*** Opening of Materials provided ***
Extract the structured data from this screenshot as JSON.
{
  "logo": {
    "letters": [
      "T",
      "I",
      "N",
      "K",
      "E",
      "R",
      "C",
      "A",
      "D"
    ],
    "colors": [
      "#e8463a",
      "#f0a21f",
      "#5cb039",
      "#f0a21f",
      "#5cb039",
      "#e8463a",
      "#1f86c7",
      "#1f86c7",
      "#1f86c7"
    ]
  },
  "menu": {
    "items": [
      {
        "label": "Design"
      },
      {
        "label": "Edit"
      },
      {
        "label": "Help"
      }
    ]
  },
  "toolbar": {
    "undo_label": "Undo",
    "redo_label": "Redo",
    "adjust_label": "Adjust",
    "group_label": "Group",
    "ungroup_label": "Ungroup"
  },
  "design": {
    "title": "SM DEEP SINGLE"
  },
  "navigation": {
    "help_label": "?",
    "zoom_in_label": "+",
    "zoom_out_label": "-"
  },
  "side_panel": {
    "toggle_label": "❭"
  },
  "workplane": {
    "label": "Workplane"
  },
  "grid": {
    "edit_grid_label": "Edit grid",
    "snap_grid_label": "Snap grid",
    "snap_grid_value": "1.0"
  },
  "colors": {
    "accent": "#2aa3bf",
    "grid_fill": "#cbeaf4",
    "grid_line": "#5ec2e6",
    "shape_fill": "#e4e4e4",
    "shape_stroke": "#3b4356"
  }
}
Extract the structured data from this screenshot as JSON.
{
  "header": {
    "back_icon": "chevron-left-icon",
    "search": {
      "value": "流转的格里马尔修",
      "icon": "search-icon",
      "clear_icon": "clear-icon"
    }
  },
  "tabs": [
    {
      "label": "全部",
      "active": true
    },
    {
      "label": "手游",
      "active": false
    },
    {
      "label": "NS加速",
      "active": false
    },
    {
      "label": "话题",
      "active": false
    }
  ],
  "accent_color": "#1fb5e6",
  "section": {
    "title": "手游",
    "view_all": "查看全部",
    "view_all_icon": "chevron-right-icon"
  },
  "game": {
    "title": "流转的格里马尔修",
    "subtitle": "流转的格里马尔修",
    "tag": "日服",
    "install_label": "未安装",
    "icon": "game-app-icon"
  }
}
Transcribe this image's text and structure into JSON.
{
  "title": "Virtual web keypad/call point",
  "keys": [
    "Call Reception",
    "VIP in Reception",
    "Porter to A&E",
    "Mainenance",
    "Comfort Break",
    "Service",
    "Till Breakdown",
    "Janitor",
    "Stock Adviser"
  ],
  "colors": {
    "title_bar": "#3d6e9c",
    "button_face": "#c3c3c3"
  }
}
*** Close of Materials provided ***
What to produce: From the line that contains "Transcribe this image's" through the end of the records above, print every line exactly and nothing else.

Response:
Transcribe this image's text and structure into JSON.
{
  "title": "Virtual web keypad/call point",
  "keys": [
    "Call Reception",
    "VIP in Reception",
    "Porter to A&E",
    "Mainenance",
    "Comfort Break",
    "Service",
    "Till Breakdown",
    "Janitor",
    "Stock Adviser"
  ],
  "colors": {
    "title_bar": "#3d6e9c",
    "button_face": "#c3c3c3"
  }
}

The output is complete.